• Directions for this task
The whole set of entries is to be restated word for word.

######

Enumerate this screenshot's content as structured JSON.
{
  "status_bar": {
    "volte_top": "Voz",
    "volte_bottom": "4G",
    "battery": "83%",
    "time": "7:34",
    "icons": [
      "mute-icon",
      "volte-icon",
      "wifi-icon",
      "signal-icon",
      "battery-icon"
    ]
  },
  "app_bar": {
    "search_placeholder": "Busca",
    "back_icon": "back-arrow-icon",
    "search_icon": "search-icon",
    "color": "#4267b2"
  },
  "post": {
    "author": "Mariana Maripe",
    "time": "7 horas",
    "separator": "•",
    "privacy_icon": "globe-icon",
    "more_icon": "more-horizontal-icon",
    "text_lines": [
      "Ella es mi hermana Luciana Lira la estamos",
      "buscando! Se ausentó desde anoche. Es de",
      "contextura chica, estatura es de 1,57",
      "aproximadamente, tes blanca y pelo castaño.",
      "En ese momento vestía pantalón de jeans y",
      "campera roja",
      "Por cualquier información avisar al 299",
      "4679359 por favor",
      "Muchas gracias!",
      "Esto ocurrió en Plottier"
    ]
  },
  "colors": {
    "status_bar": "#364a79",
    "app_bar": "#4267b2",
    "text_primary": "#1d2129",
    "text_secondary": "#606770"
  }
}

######

• Solution to this exercise
Enumerate this screenshot's content as structured JSON.
{
  "status_bar": {
    "volte_top": "Voz",
    "volte_bottom": "4G",
    "battery": "83%",
    "time": "7:34",
    "icons": [
      "mute-icon",
      "volte-icon",
      "wifi-icon",
      "signal-icon",
      "battery-icon"
    ]
  },
  "app_bar": {
    "search_placeholder": "Busca",
    "back_icon": "back-arrow-icon",
    "search_icon": "search-icon",
    "color": "#4267b2"
  },
  "post": {
    "author": "Mariana Maripe",
    "time": "7 horas",
    "separator": "•",
    "privacy_icon": "globe-icon",
    "more_icon": "more-horizontal-icon",
    "text_lines": [
      "Ella es mi hermana Luciana Lira la estamos",
      "buscando! Se ausentó desde anoche. Es de",
      "contextura chica, estatura es de 1,57",
      "aproximadamente, tes blanca y pelo castaño.",
      "En ese momento vestía pantalón de jeans y",
      "campera roja",
      "Por cualquier información avisar al 299",
      "4679359 por favor",
      "Muchas gracias!",
      "Esto ocurrió en Plottier"
    ]
  },
  "colors": {
    "status_bar": "#364a79",
    "app_bar": "#4267b2",
    "text_primary": "#1d2129",
    "text_secondary": "#606770"
  }
}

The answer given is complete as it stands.